Separate the interests from the solutions, use the information gathered in the first two phases and start some creative brainstorming. This will allow each person in the group to express their views on possible solutions. Generate a range of possible courses of action, but with little attempt to evaluate them at this stage.
Make a decision
This stage is perhaps the most complex part of the problem-solving process. Yet it involves careful analysis of the different possible courses of action followed by selecting the best solution for implementation. Make sure to choose the best option in the balance or to “bundle” a number of options together for a more satisfactory solution.
Implement the solution
Implementation means acting on the chosen solution. During this stage, you may face more problems. Especially if identification or structuring of the original problem was not carried out fully.
This last stage of the problem-solving process is about checking that all the steps were successful.
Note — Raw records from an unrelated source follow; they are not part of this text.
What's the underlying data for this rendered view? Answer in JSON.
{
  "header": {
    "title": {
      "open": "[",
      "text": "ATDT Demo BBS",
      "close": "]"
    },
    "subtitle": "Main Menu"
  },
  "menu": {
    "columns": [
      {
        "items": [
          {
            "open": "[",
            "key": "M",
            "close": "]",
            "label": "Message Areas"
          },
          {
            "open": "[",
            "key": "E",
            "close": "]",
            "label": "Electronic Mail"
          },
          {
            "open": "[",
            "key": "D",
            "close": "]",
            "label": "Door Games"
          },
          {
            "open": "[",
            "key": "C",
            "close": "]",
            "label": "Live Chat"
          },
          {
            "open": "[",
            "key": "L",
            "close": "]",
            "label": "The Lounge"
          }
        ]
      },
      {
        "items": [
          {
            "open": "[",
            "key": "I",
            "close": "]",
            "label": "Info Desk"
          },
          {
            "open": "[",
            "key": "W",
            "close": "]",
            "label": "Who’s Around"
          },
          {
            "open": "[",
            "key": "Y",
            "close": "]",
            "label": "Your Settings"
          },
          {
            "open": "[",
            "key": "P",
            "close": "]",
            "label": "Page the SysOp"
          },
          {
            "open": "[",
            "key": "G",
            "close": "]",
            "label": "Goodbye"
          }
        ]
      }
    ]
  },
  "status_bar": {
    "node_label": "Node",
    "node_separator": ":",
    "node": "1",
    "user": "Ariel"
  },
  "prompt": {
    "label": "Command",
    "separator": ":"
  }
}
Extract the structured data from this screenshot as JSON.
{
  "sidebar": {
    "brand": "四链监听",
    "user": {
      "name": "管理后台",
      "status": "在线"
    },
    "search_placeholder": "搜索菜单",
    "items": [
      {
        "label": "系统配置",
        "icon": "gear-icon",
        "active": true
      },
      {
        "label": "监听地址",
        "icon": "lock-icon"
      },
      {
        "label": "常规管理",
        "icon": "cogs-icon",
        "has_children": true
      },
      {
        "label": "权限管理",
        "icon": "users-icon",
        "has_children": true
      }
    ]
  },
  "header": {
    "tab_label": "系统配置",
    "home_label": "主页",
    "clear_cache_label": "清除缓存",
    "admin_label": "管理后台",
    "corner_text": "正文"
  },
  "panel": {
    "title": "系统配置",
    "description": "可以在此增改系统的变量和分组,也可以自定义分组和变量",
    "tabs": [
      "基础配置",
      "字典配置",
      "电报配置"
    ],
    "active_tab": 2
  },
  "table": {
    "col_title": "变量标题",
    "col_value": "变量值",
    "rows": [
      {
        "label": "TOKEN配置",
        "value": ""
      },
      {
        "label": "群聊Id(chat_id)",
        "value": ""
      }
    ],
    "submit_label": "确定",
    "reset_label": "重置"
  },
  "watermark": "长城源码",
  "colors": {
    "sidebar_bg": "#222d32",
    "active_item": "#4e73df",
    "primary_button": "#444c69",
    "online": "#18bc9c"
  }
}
To achieve that, you must monitor and seek feedback from people affected by the change of conditions. It is also important that you monitor compliance and follow-through and create opportunities to evaluate the agreements and their implementation.
By following the whole process, you will be able to enhance your problem-solving skills and increase your patience. Keep in mind that effective problem solving does take some time and attention. You have to always be ready to hit the brakes and slow down. A problem is like a bump road. Take it right and you’ll find yourself in good shape for the straightaway that follows. Take it too fast and you may not be in as good shape.
Case study 1: According to Real Time Economics, there are industries that have genuinely evolved, with more roles for people with analytical and problem-solving skills. In healthcare, for example, a regulatory change requiring the digitization of health records has led to greater demand for medical records technicians. Technological change in the manufacturing industry has reduced routine factory jobs while demanding more skilled workers who can operate complex machinery.
Case study 2: Yolanda was having a hard time dealing with difficult clients and dealing with her team at the office, so she decided to take a problem-solving course. “I was very pleased with the 2-day Problem Solving program at RSM. It is an excellent investment for anyone involved in the strategic decision-making process—be it in their own company or as a consultant charged with supporting organizations facing strategic challenges.“